Answers to 6 FAQs About Marketing Orchestration
Recently, Mike Herrick our SVP of Product & Engineering and Alyssa Meritt, our Head of Strategic Consulting, hosted a webinar called From Garageband to Symphony: How to Orchestrate your Marketing Messaging Across Channels. In it, they answered a lot of questions about how why marketing orchestration matters, how to use orchestration to create “super fans” for your brand, and how our unique approach can help you level-up your orchestration capabilities.
Here’s a recap of some the key questions Alyssa and Mike answered — watch the full recording here anytime.
1) What is marketing orchestration and why is it important?
At the most basic level, marketing orchestration is the planning and coordination of elements to produce a desired effect. Specifically for marketing, it's the channel, data, technology and team structure to deliver personalized messages to the right person in the right moment.
It’s a lot like a real life orchestra: best in class performers collaborating and working in unison to for an audience.
In the same way an audience has an expectation about what they’re going to experience when they buy tickets to an orchestra performance, customers now expect more instantaneous, coordinated, and personalized reactions for every action that they take. As a result, marketers are faced with a challenge:understanding consumers’ behaviors well enough to meet that expectation across channels and devices.
2) How does marketing orchestration impact customer journeys?
Marketing-prescribed customer journeys are becoming less and less possible. Marketers need to be able to respond in smarter ways to whatever their contacts are doing, and meet them where they’re at. The ability to leverage user-level data from across their martech stack is essential. That requires excellent APIs and an open framework that allows marketers to get access to actionable customer data, and automate real-time responses. Here’s a visual of how this comes together in our approach.
3) How do you think about message frequency and orchestration?
The answer to this question depends on your value proposition, your customers and how well you understand them. Some apps or websites have valid use cases to send lots of messages. For example, one pharmacy client offered a preference center where people actively chose to receive prescription refill reminders on email, SMS, and also via mobile push notifications, which makes a lot of sense. It wasn't annoying to the user because they actively opted in, and got their preferred multiple channel experience.
What you want to do is make sure that the value you exchange with customers is within their expectations of the service. You want to to provide utility and value every time.
Beyond that, brands need to map out a customer-centric way to convey information on different channels. For example, with email you're able to say a lot more than you would in a very short form SMS. Part of getting this right is about making sure your brand tone and voice comes through in each of these channels.
4) Can transactional messaging be orchestrated? Is that advisable?
Yes. People tend to welcome transactional messages most because it’s tailored to and triggered by their behavior — an order has shipped, a bill is available, etc.

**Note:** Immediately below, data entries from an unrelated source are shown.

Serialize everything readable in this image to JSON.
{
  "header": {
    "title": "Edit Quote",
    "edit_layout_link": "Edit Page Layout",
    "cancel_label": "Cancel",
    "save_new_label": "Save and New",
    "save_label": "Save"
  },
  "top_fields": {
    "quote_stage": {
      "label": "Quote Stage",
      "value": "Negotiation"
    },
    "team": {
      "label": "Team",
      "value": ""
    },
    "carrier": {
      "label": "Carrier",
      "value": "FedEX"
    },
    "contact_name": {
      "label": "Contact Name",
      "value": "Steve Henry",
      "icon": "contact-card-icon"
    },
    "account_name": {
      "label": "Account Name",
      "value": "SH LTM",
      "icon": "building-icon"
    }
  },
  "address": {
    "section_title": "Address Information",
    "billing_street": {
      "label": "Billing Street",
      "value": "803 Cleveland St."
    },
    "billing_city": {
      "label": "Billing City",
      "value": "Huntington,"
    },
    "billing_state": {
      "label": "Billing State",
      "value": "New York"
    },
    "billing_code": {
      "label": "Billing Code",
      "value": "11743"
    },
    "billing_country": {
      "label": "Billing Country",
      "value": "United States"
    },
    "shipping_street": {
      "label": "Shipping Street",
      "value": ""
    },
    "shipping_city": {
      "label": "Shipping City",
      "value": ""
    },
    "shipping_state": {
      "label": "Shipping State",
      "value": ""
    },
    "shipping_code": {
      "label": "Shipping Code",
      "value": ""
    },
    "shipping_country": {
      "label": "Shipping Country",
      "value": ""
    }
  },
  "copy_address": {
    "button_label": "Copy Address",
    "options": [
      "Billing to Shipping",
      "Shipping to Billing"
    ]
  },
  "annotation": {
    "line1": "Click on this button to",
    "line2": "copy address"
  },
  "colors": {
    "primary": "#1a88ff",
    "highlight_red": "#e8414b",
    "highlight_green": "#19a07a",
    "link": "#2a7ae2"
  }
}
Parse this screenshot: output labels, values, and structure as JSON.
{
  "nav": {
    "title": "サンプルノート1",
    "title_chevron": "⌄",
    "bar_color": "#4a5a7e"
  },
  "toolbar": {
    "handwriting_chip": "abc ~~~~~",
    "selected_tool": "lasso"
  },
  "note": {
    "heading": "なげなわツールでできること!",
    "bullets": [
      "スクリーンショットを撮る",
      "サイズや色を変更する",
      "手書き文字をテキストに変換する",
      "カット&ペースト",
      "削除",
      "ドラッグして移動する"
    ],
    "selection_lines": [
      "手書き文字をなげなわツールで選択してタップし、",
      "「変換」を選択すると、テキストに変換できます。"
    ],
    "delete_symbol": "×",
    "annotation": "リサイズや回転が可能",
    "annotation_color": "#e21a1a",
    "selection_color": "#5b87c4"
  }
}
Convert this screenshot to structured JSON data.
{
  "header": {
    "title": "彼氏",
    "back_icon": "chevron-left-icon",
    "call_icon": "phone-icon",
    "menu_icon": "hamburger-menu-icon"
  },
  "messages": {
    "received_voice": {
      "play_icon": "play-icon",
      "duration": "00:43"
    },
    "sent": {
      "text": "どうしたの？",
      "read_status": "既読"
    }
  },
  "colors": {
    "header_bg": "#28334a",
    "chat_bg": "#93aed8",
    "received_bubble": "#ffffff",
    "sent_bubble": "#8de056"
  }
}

Orchestrating transactional messages — and giving users a chance to tell you their preferred channel for them — is the gold standard. Certainly if I'm traveling and my bank wants to let me know about suspicious activity on my account, I’d want to get messages on all of my channels. Whereas, if a bill is due, maybe I want that in just one channel. So, especially for industries like retail, finance, and insurance, the ability to orchestrate transactional messaging by user preference is a really powerful tool.
5) Can you provide a few use cases for orchestrated messaging in different verticals?
For travel brands, orchestration is about making sure the traveler gets what they need to have a great experience. Time sensitive alerts, day of travel communication, loyalty reminders, etc. all contribute to increased customer satisfaction and perhaps even cut call center costs. So, there's a lot of really tangible business benefits with orchestration.
Retailers also have a lot of different kinds of messaging to send: sales alerts, order confirmations, cart abandonment messages, etc. Orchestration means retailers will have more engagement and less churn from various channels, because it creates a better way to make messaging strategies more customer-centric.
For media, nothing is more important than speed and scale and getting breaking news to the user when they want and need it on the channel or channels that make the most sense. And, of course, media companies often have subscription-based audiences. Getting a customer-centric messaging strategy in place helps engage new users and turn them into subscribers — as well as keep current subscribers engaged and loyal.
Ready to Get Started With Marketing Orchestration?
If you’d like to learn more about what it takes to start orchestrating your messaging across all of the channels in your stack, check out our downloadable self-assessment. You’ll get a feel for where you’re at, and what you might need to do in order to start creating incredible customer experiences. Question? We’re here to help. Contact us anytime for a consultation or request a personalized demo.
Subscribe for updates
If the form doesn't render correctly, kindly disable the ad blocker on your browser and refresh the page.
Marketing Orchestration: 17 Questions Every Digital Marketer Should Ask
Customer Expectations for Brands on Digital: Get Faster, Better & Smarter
- About AXP
- About Data Privacy
- About MAX
- Airship News & Updates
- Analytics & Data
- Best Practices
- Digital Marketing Trends
- Engagement Channels
- Lifecycle Marketing
- Marketing Orchestration